S1100pj and S5100, we also had a chance to play with Nikon's 14.2 megapixel D3100 earlier today. Sadly, due to the non-final firmware, we weren't allowed to obtain live sample stills and 1080p H.264 clips from the prototype DSLR, so we can't comment too much on the new CMOS sensor's picture quality. Still, there were some interesting features to point out here. Most notably, the seemingly solid D3100 has an improved grip compared to its predecessor and our own D5000 -- it certainly felt nice and secure in our hands despite the small (and slightly lighter) body. We also dig the new switch (resting by the now-larger dial) for quickly toggling various shooting modes, along with the new spring-loaded live-view trigger and video recording button (both at the top-right corner of the 3-inch 460k-dot screen).
Of course, we couldn't have gone home without having tested the video mode's headlining continuous autofocus feature -- we weren't able to tell how much motor noise might have gone into the clips, but the bundled 18-55mm lens was able to autofocus or track subjects at reasonable speeds, provided that we weren't zooming or moving about too rapidly. The only real bug we noticed was that sometimes the tracking may get overridden by large nearby objects with similar colors, so hopefully the final firmware will reduce this error.

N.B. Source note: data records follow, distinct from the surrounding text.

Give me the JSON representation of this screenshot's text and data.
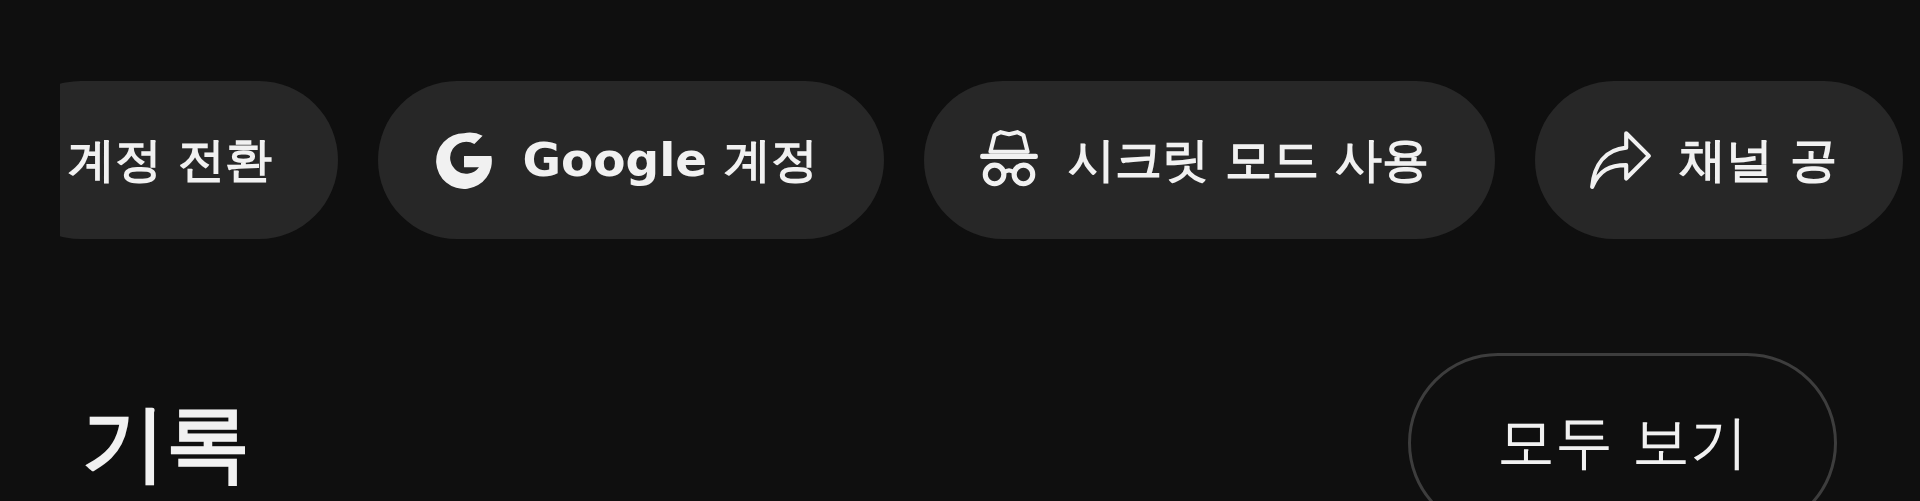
{
  "chips": [
    {
      "label": "계정 전환",
      "kind": "plain"
    },
    {
      "label": "Google 계정",
      "kind": "google"
    },
    {
      "label": "시크릿 모드 사용",
      "kind": "incognito"
    },
    {
      "label": "채널 공",
      "kind": "share"
    }
  ],
  "history": {
    "title": "기록",
    "button": "모두 보기"
  }
}
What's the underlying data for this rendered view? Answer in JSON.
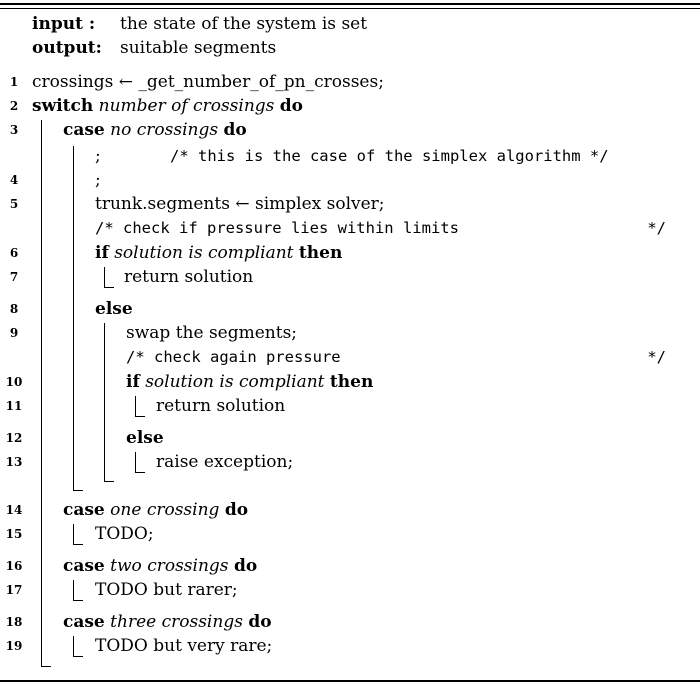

Another concern is with the new 1,030mAh battery -- no word on how many shots or video hours it can provide, but we shall find out when this $699 DSLR comes out next month.